I attended a speech by Deepak Chopra a couple of months ago hosted by the Inc. Business Council. The talk was pleasant enough, but I came wide awake when Mr. Chopra cited Bill Clinton telling him over lunch there are well over two million jobs now in the US that are going unfilled. I thought, “How in God’s name can we have an official unemployment rate of 9.2% and a real unemployment rate of over 16% and have two million jobs unfilled?”
My initial reaction to Mr. Chopra’s annecdotal citation of this fact was beyond dubious. However, it bloody well is true! Not only is it true, but these jobs-gone-begging are generally high-paying jobs. Yup. I’ve seen it confirmed in multiple places, most recently in the just released report of President Obama’s Jobs and Competitiveness Council chaired by Jeff Immelt of G.E.

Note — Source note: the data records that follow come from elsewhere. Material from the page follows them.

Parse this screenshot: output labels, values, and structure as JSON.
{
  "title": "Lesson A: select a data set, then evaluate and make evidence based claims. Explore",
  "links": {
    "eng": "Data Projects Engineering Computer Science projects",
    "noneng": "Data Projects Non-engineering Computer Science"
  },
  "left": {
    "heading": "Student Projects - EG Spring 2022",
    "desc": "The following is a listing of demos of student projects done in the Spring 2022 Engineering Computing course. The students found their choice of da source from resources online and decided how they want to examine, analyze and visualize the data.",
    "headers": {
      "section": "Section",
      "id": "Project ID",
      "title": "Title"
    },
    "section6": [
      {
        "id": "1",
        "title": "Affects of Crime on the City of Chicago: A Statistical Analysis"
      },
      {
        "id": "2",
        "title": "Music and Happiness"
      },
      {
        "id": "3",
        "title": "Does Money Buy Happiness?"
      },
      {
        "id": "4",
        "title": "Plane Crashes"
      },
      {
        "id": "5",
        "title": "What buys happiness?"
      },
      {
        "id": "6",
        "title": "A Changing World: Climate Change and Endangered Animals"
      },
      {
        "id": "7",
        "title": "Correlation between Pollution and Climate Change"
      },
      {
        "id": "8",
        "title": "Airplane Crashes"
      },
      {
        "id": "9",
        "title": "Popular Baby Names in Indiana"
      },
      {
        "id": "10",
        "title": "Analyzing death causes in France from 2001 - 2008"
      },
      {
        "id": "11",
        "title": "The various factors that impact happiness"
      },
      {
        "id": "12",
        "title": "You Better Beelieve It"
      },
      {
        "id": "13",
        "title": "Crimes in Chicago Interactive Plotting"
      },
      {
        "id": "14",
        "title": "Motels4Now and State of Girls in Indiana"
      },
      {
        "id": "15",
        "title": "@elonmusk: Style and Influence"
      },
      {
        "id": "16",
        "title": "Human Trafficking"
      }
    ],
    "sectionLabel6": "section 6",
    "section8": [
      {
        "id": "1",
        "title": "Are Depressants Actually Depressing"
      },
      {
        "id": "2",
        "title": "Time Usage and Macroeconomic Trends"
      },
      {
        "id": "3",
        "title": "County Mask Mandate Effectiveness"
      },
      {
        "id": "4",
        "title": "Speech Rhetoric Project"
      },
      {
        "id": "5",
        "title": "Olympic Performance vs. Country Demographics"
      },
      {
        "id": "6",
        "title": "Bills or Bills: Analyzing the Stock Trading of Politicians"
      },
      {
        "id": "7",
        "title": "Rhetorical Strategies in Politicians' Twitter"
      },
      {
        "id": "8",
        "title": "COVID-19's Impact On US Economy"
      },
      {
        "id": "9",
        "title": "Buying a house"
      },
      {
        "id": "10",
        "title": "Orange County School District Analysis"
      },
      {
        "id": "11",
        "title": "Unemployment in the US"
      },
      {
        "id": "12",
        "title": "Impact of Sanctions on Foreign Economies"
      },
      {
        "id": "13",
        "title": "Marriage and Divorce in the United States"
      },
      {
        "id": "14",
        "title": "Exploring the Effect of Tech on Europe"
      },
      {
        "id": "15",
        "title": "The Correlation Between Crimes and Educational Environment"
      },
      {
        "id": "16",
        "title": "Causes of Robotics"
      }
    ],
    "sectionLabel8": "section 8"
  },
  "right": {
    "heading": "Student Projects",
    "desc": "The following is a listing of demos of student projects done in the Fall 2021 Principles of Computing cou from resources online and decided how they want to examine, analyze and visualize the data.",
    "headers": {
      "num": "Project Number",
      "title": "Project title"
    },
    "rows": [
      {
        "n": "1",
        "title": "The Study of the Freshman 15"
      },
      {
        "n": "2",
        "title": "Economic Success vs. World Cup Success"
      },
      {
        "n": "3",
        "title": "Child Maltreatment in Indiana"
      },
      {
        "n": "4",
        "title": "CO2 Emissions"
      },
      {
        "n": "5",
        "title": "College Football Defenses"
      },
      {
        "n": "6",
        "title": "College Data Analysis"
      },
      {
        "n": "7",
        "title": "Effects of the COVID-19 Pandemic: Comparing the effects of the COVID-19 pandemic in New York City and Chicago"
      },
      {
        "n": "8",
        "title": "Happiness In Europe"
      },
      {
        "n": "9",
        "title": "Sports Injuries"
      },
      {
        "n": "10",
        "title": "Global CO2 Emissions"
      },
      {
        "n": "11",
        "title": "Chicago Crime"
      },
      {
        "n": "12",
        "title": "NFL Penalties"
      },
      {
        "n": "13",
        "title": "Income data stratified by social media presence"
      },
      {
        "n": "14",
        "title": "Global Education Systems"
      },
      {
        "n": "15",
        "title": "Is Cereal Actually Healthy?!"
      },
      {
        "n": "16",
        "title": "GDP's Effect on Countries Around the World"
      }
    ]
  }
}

Mr. Immelt and Ken Chenault (CEO of American Express) co-wrote an editorial that prominently notes this employment conundrum. They write in the Wall Street Journal (6/13/11), “There are more than two million open jobs in the U.S., in part because employers can’t find workers with the advanced manufacturing skills they need. The private sector must quickly form partnerships with community colleges, vocational schools and others to match career training with real world hiring needs.” (I find it amusing, if a bit hypocritical, that the politically connected CEO of G.E, which contributed millions to the election of the current President and coincidentally paid zero taxes last year, suggests that the “private sector,” meaning mostly small businessmen like you and me, should “quickly” solve the problem.)
Last Friday, July 15, Alan Greenspan also spoke to this. He told The Globalist, “In the United States, we are in the process of seeing the baby boomers–the most productive, highly skilled educated part of our labor force–retire. They are being replaced by groups of young workers who have regrettably scored rather poorly in educational match-ups over the last two decades.” Indeed.

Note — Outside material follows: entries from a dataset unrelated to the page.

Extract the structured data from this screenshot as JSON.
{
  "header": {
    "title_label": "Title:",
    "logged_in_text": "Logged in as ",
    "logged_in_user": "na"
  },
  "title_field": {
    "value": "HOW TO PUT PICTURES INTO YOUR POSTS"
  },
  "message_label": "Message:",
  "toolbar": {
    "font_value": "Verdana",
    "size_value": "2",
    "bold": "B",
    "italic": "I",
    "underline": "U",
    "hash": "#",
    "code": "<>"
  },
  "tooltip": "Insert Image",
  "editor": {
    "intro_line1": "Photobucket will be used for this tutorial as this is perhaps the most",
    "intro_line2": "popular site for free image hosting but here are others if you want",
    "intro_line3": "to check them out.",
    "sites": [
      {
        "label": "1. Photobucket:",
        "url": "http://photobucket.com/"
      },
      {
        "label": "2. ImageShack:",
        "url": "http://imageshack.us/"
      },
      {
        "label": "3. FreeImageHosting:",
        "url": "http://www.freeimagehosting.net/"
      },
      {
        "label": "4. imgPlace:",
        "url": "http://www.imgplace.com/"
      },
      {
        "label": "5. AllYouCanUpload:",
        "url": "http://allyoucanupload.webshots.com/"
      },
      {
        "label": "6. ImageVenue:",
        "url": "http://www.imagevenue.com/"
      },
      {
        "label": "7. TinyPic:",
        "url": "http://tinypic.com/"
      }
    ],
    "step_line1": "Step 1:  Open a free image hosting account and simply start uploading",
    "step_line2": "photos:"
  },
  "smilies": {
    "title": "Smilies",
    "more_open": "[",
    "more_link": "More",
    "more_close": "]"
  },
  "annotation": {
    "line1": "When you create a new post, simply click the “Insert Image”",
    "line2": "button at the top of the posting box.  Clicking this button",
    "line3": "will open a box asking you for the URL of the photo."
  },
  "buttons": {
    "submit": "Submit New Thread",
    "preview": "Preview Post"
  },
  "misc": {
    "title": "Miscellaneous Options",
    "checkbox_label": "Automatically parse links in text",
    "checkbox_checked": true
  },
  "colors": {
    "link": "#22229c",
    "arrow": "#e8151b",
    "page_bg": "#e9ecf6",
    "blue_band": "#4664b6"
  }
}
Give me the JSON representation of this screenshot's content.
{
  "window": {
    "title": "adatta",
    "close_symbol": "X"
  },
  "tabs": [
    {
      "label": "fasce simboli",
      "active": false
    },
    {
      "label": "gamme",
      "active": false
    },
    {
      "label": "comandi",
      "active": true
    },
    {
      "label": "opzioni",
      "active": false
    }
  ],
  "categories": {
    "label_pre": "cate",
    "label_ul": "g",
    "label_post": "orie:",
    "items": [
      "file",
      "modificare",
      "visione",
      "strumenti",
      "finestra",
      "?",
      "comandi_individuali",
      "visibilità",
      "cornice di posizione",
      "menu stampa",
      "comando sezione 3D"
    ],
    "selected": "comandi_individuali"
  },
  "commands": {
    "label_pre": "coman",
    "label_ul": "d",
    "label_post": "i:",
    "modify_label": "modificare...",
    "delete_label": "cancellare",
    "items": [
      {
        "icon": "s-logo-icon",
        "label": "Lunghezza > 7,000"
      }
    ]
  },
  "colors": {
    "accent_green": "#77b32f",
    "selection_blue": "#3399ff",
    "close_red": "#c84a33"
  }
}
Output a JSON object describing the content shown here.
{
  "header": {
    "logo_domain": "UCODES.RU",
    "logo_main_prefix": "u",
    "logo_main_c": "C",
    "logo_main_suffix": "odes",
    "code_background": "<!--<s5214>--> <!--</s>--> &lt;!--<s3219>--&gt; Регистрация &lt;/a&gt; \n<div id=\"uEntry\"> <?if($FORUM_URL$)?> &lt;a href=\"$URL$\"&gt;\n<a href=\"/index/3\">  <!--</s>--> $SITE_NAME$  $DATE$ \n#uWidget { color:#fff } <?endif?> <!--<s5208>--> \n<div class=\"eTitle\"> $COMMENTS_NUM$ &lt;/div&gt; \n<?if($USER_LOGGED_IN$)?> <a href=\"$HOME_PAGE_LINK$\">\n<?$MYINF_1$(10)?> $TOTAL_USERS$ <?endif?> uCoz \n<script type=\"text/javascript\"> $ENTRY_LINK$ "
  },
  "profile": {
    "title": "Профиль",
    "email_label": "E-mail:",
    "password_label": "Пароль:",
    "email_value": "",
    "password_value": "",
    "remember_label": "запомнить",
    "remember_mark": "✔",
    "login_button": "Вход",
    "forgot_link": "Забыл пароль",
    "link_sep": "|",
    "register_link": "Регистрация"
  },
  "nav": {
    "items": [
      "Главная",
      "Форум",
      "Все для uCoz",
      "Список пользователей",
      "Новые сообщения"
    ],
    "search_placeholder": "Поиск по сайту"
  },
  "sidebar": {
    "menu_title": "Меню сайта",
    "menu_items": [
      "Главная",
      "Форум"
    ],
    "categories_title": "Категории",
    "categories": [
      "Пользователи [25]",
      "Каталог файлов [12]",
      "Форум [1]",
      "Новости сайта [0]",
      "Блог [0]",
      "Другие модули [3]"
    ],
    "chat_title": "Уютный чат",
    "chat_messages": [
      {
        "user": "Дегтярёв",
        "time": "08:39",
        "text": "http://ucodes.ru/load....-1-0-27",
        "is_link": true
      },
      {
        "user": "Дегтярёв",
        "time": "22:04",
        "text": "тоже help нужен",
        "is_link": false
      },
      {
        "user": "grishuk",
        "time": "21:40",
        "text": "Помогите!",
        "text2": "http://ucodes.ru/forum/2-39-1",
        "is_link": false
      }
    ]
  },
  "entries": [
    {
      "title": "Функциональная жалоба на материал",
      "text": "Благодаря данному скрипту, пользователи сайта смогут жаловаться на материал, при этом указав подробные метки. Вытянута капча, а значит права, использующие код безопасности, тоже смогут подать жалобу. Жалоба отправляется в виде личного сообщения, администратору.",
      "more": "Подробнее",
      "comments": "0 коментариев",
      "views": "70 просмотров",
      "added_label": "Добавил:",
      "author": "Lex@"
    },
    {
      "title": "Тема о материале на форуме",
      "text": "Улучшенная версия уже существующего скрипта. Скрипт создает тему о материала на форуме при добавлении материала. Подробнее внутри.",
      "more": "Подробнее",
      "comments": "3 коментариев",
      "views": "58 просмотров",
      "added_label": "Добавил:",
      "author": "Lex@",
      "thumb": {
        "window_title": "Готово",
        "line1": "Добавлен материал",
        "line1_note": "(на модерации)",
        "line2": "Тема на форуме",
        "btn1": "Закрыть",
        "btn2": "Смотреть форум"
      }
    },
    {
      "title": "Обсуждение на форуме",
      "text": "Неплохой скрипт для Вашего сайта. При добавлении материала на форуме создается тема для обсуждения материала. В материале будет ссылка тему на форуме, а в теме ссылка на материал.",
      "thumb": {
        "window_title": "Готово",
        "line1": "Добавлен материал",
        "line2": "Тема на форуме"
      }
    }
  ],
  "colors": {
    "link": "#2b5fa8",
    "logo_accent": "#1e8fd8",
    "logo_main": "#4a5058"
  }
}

One solution I see is clearly to keep these skilled baby boomers working years longer. (I previously posted about this on June 29, 2010 if you want to read more.) Employers and HR people need to get this message. The recent Associated Press–LifeGoesStrong.com poll finds that most boomers consider old age to now begin at 70, and over a quarter of boomers aver you’re not old till you’re 80. In what I see as a coming age of austerity and probable entitlement cut-backs, there will also be need for older, skilled workers to work much longer before going quietly into that good night.
As the late Andre Maurois says in The Aging American (1961), “Growing old is no more than a bad habit which a busy man has no time to form.” Thanks, Andre.